• Exercise objective: Report each line of the material below where the word "ZyXEL" can be found.

-- Opening Marker --

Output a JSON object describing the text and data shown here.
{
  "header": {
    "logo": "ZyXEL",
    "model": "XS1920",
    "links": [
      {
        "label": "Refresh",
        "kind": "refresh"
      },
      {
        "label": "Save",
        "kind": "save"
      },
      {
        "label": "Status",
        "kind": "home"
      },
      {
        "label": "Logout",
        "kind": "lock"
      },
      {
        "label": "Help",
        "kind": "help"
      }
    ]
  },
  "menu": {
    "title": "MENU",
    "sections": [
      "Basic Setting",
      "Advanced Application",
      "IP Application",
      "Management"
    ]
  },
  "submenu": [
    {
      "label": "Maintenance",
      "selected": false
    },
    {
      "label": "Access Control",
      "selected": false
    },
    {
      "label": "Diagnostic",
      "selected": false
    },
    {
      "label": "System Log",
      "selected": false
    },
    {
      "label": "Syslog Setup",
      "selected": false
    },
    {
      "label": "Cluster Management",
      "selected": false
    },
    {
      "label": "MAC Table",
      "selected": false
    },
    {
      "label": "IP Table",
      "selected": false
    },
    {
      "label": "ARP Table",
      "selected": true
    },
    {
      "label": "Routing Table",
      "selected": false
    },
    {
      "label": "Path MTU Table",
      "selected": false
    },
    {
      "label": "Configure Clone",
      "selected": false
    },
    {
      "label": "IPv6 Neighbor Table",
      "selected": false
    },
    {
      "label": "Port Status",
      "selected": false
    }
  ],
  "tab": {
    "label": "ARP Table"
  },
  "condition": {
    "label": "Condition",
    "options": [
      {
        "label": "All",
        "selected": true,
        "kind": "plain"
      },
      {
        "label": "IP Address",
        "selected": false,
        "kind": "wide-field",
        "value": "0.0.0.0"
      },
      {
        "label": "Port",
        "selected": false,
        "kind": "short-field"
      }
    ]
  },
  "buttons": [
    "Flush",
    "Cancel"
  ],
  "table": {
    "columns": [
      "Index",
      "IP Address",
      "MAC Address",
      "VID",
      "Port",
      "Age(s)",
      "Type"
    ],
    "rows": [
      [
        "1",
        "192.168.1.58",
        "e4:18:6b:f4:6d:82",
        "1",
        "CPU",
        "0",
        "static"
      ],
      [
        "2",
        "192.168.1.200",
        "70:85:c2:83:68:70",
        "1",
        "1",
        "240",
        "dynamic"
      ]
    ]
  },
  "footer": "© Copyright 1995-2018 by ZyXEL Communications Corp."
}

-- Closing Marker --

• Response to this task:
    "logo": "ZyXEL",
  "footer": "© Copyright 1995-2018 by ZyXEL Communications Corp."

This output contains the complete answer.